Davis ended up in jail for six days in 2015 when Bunning, responding to the “gay” activists’ demands, ordered her to violate her Christian beliefs or go to the slammer. Her lawyers, at that time, noted a recurring theme in court filings from homosexuals: punish Kim Davis.
Liberty Counsel’s Staver said: “It has never really been about a marriage license – Rowan County has issued the licenses – it is about forcing their will on a Christian woman through contempt-of-court charges, jail and monetary sanctions.”
The attorneys said then: “The fact is the plaintiffs already possess marriage licenses from Rowan County that have been approved as being valid by the Kentucky governor and Kentucky attorney general. Kim has taken all reasonable steps and good faith efforts to substantially comply with this court’s orders.”
In fact, the lawyers pointed out that some of the plaintiffs who sued Davis had to travel through or around jurisdictions where they would have been allowed to purchase licenses in order to get to Davis’ office, where they knew the licenses were not being issued.
The evidence indicated the objective of the court cases was not simply to obtain licenses, but to reduce the Constitution’s religious rights to a secondary role behind homosexual rights.
Their latest move indicated they wanted Davis punished financially, her lawyers said.
Liberty Counsel explained: “In the original 2015 marriage license case, Miller v. Davis, Kim Davis spent six days in jail for refusing to violate her conscience by issuing marriage licenses to same-sex couples under her name and authority.

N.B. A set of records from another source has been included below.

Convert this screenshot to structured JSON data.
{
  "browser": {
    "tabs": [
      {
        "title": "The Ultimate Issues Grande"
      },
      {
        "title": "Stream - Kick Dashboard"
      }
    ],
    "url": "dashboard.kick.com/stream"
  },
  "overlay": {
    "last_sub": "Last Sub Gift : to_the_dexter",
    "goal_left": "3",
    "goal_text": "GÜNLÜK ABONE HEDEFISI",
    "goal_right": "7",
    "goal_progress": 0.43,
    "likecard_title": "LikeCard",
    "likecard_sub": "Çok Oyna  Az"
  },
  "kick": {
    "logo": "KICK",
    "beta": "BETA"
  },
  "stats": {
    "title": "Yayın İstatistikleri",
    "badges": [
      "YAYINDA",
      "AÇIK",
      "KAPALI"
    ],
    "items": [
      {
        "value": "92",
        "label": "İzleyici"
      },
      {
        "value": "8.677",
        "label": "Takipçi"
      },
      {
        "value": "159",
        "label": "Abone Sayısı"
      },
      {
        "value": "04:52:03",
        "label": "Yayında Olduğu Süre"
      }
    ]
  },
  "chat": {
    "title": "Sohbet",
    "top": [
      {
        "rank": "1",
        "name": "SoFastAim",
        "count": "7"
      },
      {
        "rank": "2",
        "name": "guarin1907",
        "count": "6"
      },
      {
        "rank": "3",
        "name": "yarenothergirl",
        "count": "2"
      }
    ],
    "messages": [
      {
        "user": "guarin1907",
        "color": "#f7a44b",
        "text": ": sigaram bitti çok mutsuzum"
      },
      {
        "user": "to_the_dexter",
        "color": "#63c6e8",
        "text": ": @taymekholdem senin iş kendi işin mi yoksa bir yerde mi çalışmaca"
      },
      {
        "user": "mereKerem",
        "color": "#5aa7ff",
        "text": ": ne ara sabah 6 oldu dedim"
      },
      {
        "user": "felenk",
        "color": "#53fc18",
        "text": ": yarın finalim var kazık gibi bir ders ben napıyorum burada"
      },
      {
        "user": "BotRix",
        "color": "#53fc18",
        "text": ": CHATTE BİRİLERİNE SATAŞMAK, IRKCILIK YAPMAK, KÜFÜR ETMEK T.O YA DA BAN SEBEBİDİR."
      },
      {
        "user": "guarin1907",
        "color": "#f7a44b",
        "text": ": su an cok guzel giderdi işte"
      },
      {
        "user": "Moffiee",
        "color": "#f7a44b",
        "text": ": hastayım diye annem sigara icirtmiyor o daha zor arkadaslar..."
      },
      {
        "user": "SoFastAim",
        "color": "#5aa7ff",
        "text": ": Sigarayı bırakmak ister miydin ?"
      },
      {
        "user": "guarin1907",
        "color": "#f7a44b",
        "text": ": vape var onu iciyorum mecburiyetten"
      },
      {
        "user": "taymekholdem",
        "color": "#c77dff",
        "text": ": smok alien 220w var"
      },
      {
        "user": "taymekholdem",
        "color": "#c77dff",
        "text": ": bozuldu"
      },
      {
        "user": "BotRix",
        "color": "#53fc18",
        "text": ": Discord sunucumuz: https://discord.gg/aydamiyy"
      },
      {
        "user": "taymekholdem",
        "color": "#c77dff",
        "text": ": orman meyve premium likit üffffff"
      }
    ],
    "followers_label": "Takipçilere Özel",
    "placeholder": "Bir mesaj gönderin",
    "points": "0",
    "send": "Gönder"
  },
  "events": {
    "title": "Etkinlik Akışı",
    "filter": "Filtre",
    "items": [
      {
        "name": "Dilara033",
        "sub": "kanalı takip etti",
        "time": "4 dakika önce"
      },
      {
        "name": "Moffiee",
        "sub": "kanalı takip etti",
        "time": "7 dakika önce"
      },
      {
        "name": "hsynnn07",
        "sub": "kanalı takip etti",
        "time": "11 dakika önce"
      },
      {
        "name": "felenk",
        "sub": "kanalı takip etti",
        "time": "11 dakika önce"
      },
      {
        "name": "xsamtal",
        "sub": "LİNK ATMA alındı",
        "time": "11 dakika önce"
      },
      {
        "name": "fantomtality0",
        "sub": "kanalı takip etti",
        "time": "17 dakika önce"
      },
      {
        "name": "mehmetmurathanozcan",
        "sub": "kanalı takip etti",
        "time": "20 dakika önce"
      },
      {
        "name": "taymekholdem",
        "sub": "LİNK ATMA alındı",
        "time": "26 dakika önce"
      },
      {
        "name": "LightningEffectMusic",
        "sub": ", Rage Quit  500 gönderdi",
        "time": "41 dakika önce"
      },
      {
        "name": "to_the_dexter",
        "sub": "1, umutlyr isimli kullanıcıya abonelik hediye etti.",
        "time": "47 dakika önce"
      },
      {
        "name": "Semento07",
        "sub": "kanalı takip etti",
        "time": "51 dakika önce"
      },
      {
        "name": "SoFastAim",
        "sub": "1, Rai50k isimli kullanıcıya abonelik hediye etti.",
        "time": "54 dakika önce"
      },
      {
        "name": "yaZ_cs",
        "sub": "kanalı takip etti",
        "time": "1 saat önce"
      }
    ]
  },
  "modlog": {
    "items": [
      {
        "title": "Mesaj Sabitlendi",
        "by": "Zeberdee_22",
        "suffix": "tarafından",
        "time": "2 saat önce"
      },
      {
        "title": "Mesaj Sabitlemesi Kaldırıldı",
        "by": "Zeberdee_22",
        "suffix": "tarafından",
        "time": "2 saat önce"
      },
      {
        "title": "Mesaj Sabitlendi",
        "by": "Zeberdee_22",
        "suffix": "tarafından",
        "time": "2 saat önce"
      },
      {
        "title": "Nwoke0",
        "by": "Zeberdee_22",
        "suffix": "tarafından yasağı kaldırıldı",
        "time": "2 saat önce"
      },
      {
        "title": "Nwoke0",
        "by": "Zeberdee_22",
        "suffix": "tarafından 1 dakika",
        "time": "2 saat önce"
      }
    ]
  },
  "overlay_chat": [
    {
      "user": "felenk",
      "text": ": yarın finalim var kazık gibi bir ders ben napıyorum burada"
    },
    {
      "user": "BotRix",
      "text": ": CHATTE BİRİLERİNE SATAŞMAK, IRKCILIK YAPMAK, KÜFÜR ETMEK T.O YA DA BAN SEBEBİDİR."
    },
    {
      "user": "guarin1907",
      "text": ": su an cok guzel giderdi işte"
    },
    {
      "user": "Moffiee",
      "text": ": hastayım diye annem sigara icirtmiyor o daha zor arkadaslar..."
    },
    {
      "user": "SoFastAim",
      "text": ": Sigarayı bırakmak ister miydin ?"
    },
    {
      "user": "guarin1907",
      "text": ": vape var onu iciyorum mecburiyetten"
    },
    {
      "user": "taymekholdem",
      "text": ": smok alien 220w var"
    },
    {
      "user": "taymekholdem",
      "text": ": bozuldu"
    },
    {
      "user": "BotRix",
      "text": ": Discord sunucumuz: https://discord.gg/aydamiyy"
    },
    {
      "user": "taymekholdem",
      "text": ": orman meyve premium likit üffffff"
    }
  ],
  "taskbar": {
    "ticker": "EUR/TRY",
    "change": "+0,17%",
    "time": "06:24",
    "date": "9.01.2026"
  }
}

As a result, Kentucky Governor Matt Bevin signed an executive order creating a new marriage license form removing county clerks’ name and authority, and the Kentucky General Assembly unanimously made Governor Bevin’s protections permanent for Davis and her fellow county clerks.”
Roger Gannam, Liberty Counsel’s assistant vice president of legal affairs, said the latest plaintiffs “simply cannot be satisfied with the marriage licenses they received while Kim Davis was in jail.”
“The Commonwealth of Kentucky has moved on, and the plaintiffs’ renewed attempts to seek money and attention should be dismissed so that Kim Davis can move on with serving the people of Rowan County,” he said.
One of the motions to dismiss explains bluntly: “This case is not about whom a person may marry under Kentucky law, whether Kentucky must license the marriage of a same-sex couple, or even whether plaintiffs could obtain a Kentucky marriage license when they wanted one. Nor is this case about a county clerk who wanted to relitigate the Supreme Court’s decision in Obergefell v. Hodges, or to prevent Plaintiffs or any other same-sex couple from receiving a marriage license in Kentucky.”
The filing continues: “Rather, this case has always been about Plaintiff’s attempt to force an ‘all or nothing’ choice between same-sex marriage on the one hand, and religious liberty on the other, with no regard whatsoever for any reasonable accommodation. Now that Kentucky has moved on, after its highest officials changed the law to vindicate Davis’ religious liberty rights and provide her requested accommodation, even while ensuring no Kentuckian was denied a valid marriage license, plaintiffs want to punish Davis for resisting an act that would have violated her deeply held religion convictions and conscience.”
The heart of the matter, the filing explained, is that the plaintiffs demand a right “to marry includes the right to be issued marriage license by Davis, in Rowan County.”
And, the filing noted, Kentucky law requires that “government shall not substantially burden a person’s freedom of religion. The right to act or refuse to act in a manner motivated by a sincerely held religious belief may not be substantially burdened unless the government proves by clear and convincing evidence that it has a compelling governmental interest in infringing the specific act.”